For both acceptances and rejections. How much of an explanation you want to give is up to you, but let everyone submitting to your call for speakers know when they will hear back, when the review process begins, when they will be expected to have potential revisions in, and what contributions, if any, your company will be offering.
The last thing you want is to say yes to a potential speaker … only to have them say no because of something you didn’t tell them. (That you should have.)
9. Ease of use, but ALSO!
Your call for speakers dashboard should be easy enough to use that a random person looking to submit a proposal can figure it out. But, if you go the extra mile and provide a person (or even a pre-recorded video!) that can walk them through the basics, you’ll have happier submitters.
If your call for speakers module is so hard to use that a five-minute video can’t get a prospect started … it won’t matter how wide you spread your call for speakers … you’ll have a hard time getting people to finish a submission.

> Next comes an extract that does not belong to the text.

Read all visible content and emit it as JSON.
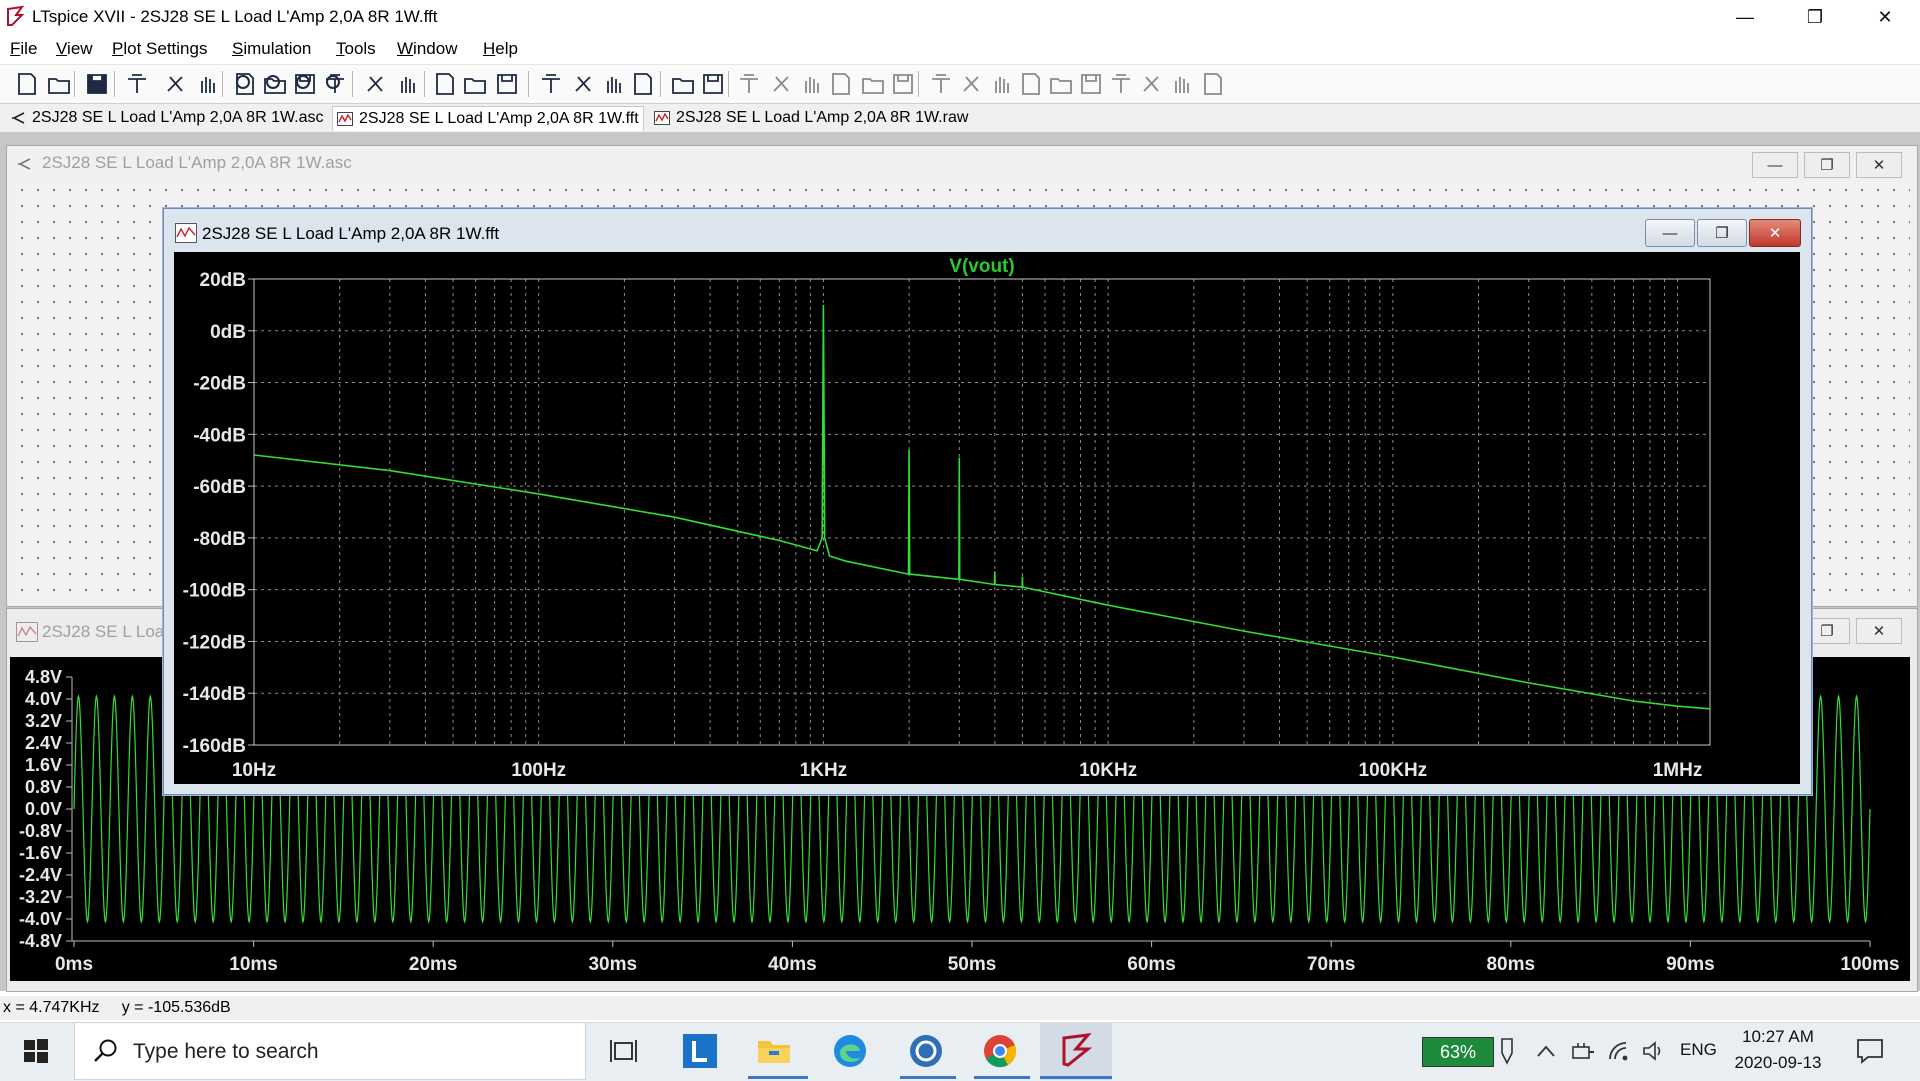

10. Offer a revision
None of us are perfect the first time. In fact, your call for speakers might be the very first time a really fantastic speaker attempts to respond to a call!

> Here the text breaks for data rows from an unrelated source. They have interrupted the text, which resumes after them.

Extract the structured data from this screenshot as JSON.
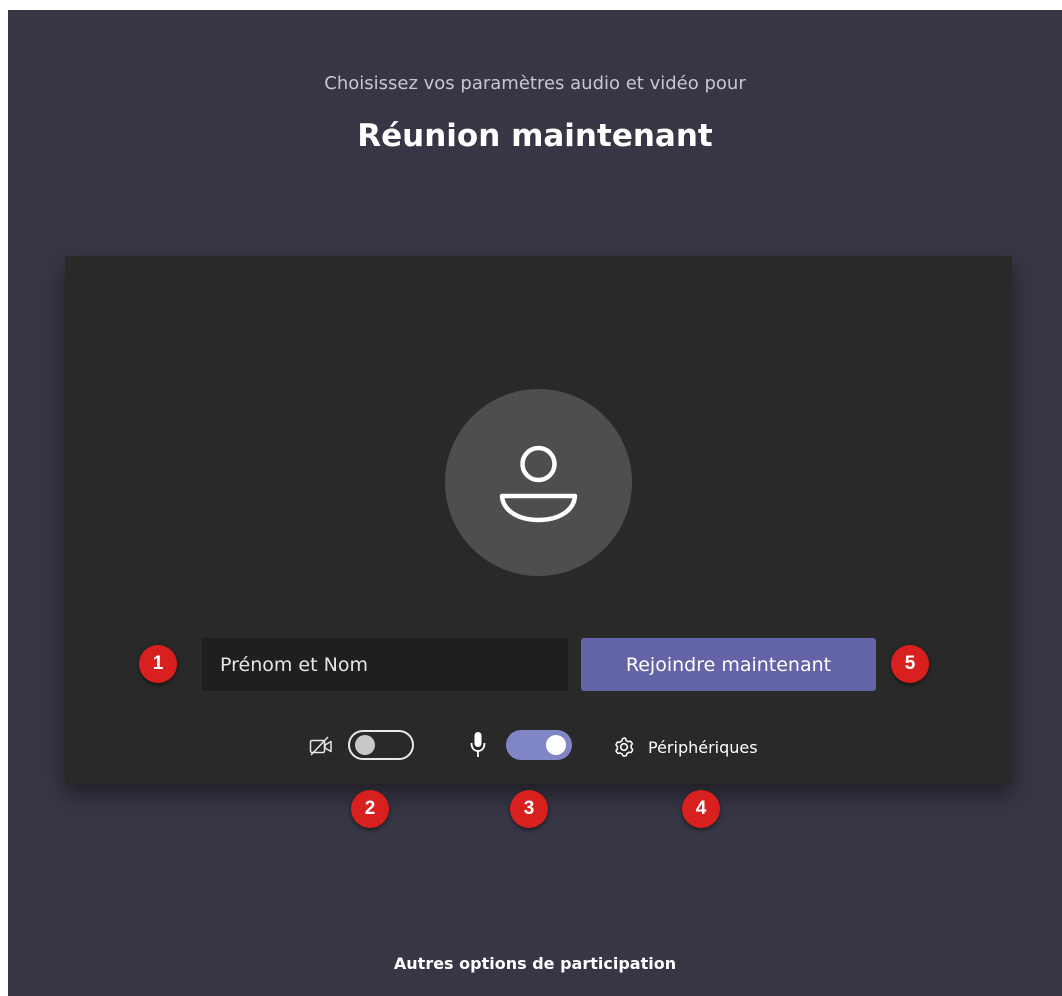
{
  "header": {
    "subtitle": "Choisissez vos paramètres audio et vidéo pour",
    "title": "Réunion maintenant"
  },
  "join_form": {
    "name_placeholder": "Prénom et Nom",
    "join_label": "Rejoindre maintenant"
  },
  "controls": {
    "camera": {
      "icon": "camera-off-icon",
      "enabled": false
    },
    "microphone": {
      "icon": "microphone-icon",
      "enabled": true
    },
    "devices_label": "Périphériques",
    "devices_icon": "gear-icon"
  },
  "annotations": [
    "1",
    "2",
    "3",
    "4",
    "5"
  ],
  "footer": {
    "other_options_label": "Autres options de participation"
  },
  "colors": {
    "background": "#373645",
    "panel": "#292929",
    "accent": "#6264a7",
    "toggle_on": "#7f85c5",
    "marker": "#d8201f"
  }
}
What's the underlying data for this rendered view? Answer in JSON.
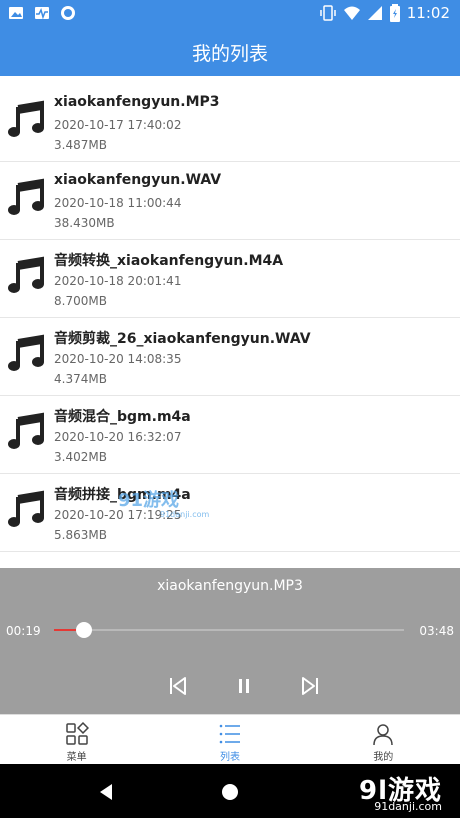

Aaaaand maybe their pitch is off. Or their presentation is too long. Or they misunderstood the brief. Lots of stuff can happen.
But if you see that sparkle of big potential and want to see if this new person can step up to it, give them a chance! Who knows, it might be the Buckminster Fuller of the 2030s. (Did I seriously type 2030s? That’s terrifying.)
Gone are the days when event profs have to run a call for speakers with a composition notebook, a spreadsheet, and a lot of Advil. Many event management platforms offer a call for speakers module, and there are some good free standing ones that can be integrated as well.
Regardless of what direction you opt for, keep these tips in mind. If you’re in the market for speaker management software, use this list as a guide for what questions to ask.
And if you want to hear more about Swoogo’s (AWESOME!) Call for Speakers add-on, you just go right ahead and book a demo and let them know you’re especially interested in Call for Speakers.
You can tell them I sent you.
Either way, you won’t be sorry.